“It allows us to do this for a reasonable cost with a reasonable return on investment but we as NASA cannot do that. NASA is a government agency, the role of the government in facilitating the industry, “and so we are setting up the structure, the infrastructure and all the processes, the legal framework, the communication, the launch site. It’s all necessary, and then the private industry can come and do what they can to make some money and create an economically efficient system. “
While partnering with other nations in this effort is a great way to spread fairly up-front spending, it can be a source of conflict as to which member nations will have access and rights to which resources. At present such matters are governed by the 1967 United Nations Outer Space Treaty, but its language is not entirely clear, leaving the rules open for various lessons. “The U.S. explanation is that we will not claim land or claim sovereignty, but we have the right to use resources and the right to use these resources in the commercial industry,” Mueller said. What’s more, the Outer Space Agreement lacks specific enforcement mechanisms and its rules make it more like a consultation, yet it has not been ratified by any of the signatory countries. The Artemis Accords are similarly guidelines rather than guidelines, although enough countries sign it and work within its framework, he continued, “over time it becomes law in practice.”
The moon gripped deadly radiation, micrometorite effects, and dust, as well as Mars and exploration, and the final colony has many of the same challenges, not to mention the six-month journey required to reach the East for the next three days. This huge distance also disrupts our ability to remotely control the rovers and other teleoperated robotic systems we send to the Rever Planet due to the few minutes of communication intervals.
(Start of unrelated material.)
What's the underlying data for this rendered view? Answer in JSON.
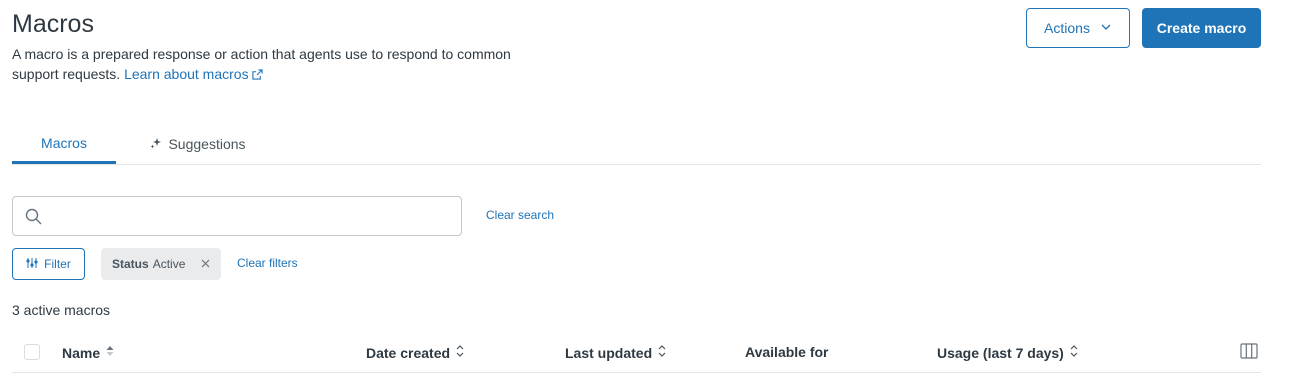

Potential explorers and colon settlers will also have to contend with the wide range of temperatures that exist at each destination. For example, the side of the Sun-Ward on the Moon may be as warm as 125 িয় C, but the shaded side may drop to -175 পড়ে C, causing intense heat pressure on the objects moving between them. Protection from galactic and solar radiation also has to factor heavily into any decision regarding stabilization on the surface. Shaded valleys and cliffside locations provide a higher degree of natural protection so we need to consider local topography carefully when choosing settlement locations. One possible solution to the radiation problem is to enclose our artificial habitat with a 3D-printed shell made of marshalian soil, mentioned during the panel, by Jassier de Casitler, Head of Design Technology and Innovation at Hazel.
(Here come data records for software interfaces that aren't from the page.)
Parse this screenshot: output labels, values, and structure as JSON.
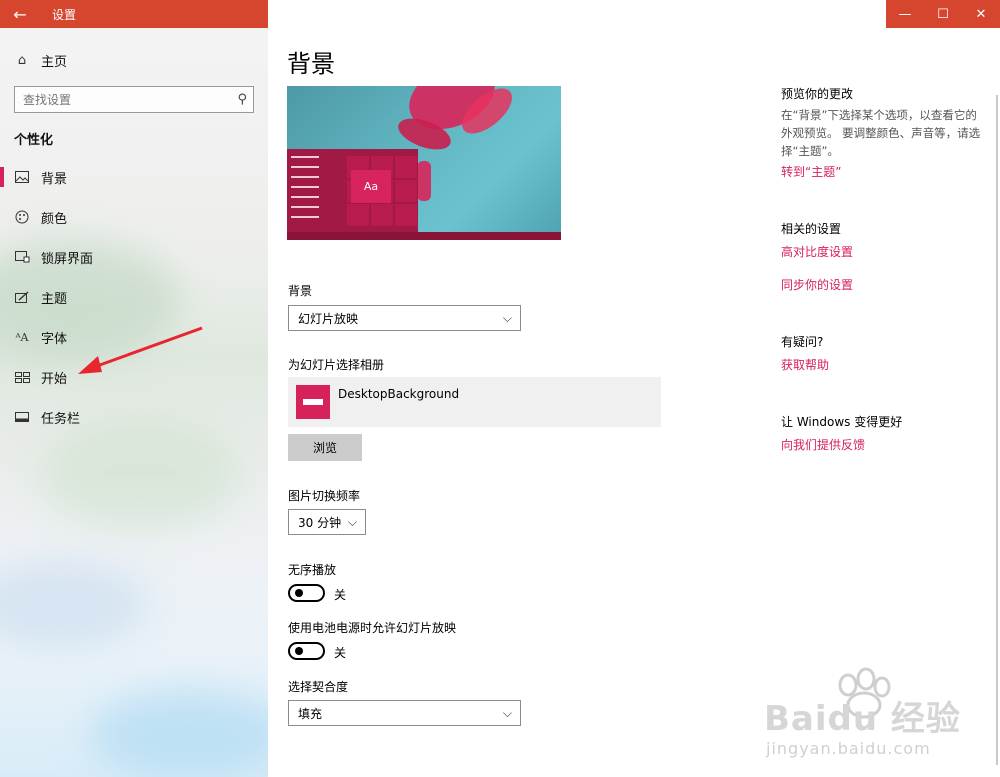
{
  "window": {
    "title": "设置",
    "back_icon": "arrow-left-icon"
  },
  "controls": {
    "minimize": "—",
    "maximize": "☐",
    "close": "✕"
  },
  "sidebar": {
    "home_label": "主页",
    "search_placeholder": "查找设置",
    "section_title": "个性化",
    "items": [
      {
        "label": "背景",
        "icon": "picture-icon",
        "selected": true
      },
      {
        "label": "颜色",
        "icon": "palette-icon",
        "selected": false
      },
      {
        "label": "锁屏界面",
        "icon": "lockscreen-icon",
        "selected": false
      },
      {
        "label": "主题",
        "icon": "theme-icon",
        "selected": false
      },
      {
        "label": "字体",
        "icon": "font-icon",
        "selected": false
      },
      {
        "label": "开始",
        "icon": "start-icon",
        "selected": false
      },
      {
        "label": "任务栏",
        "icon": "taskbar-icon",
        "selected": false
      }
    ]
  },
  "main": {
    "title": "背景",
    "preview": {
      "tile_label": "Aa"
    },
    "background": {
      "label": "背景",
      "value": "幻灯片放映"
    },
    "album": {
      "label": "为幻灯片选择相册",
      "name": "DesktopBackground",
      "browse_label": "浏览"
    },
    "interval": {
      "label": "图片切换频率",
      "value": "30 分钟"
    },
    "shuffle": {
      "label": "无序播放",
      "state_text": "关",
      "on": false
    },
    "battery": {
      "label": "使用电池电源时允许幻灯片放映",
      "state_text": "关",
      "on": false
    },
    "fit": {
      "label": "选择契合度",
      "value": "填充"
    }
  },
  "aside": {
    "preview_head": "预览你的更改",
    "preview_desc": "在“背景”下选择某个选项，以查看它的外观预览。 要调整颜色、声音等，请选择“主题”。",
    "theme_link": "转到“主题”",
    "related_head": "相关的设置",
    "contrast_link": "高对比度设置",
    "sync_link": "同步你的设置",
    "question_head": "有疑问?",
    "help_link": "获取帮助",
    "improve_head": "让 Windows 变得更好",
    "feedback_link": "向我们提供反馈"
  },
  "colors": {
    "accent": "#d6215a",
    "titlebar": "#d6452e"
  },
  "watermark": {
    "brand": "Baidu 经验",
    "url": "jingyan.baidu.com"
  }
}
In these increasingly long-term missions it will be extremely important to maintain the physical and mental health of the crew and to perform it without the help of home. “We travel more around the world,” said Beth Haley, head of the Emergency Clinic at Hepital du Valais, “the treatment models we may need and the stress on the crew will vary,” she said. Each crew member will be asked to play multiple roles during the mission, exceeding their individual characteristics.
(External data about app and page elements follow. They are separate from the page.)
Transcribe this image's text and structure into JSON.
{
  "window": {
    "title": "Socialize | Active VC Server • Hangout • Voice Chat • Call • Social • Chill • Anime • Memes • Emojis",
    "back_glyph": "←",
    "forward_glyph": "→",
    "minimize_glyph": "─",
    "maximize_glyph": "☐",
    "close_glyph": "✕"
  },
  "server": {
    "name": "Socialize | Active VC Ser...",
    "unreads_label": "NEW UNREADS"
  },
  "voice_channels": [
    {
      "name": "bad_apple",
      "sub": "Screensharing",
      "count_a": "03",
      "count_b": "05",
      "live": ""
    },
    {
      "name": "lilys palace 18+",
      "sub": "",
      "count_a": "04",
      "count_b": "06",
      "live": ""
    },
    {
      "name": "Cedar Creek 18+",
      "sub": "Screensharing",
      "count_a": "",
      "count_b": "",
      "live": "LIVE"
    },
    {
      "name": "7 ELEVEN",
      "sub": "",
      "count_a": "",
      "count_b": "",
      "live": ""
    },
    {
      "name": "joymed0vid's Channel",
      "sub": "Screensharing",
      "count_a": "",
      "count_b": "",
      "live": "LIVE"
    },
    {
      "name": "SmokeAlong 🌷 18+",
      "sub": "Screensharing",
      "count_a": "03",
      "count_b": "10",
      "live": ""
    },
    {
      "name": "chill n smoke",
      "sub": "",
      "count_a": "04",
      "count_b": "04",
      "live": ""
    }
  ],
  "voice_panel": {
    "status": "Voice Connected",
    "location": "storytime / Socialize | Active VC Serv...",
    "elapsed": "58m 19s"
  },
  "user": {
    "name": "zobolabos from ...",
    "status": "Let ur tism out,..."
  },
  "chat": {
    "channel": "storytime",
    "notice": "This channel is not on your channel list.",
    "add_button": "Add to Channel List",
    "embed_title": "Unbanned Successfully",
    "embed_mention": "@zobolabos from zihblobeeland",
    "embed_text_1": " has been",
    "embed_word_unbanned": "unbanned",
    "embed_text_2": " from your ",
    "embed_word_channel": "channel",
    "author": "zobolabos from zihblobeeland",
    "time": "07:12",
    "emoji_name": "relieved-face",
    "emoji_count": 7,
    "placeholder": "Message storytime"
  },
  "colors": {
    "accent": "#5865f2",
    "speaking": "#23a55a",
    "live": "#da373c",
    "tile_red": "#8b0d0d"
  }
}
If we manage to overcome these challenges, the rewards will be substantial. “It’s very difficult to survive in space,” Miller said in a separate panel discussion at SXSW 2021. “The good news is that we have a lot of resources in and around our solar system, compared to almost infinite resources.” We have on earth. “It includes everything from water, atmospheric gas, volatile and rare metals to the crew’s own trash waste to energy.” If you have sunlight, you can have access to energy. “Humanity has already shown that it Able to sit in some of the most unhealthy regions.With endless perseverance, research and international cooperation the stars may soon come within our reach.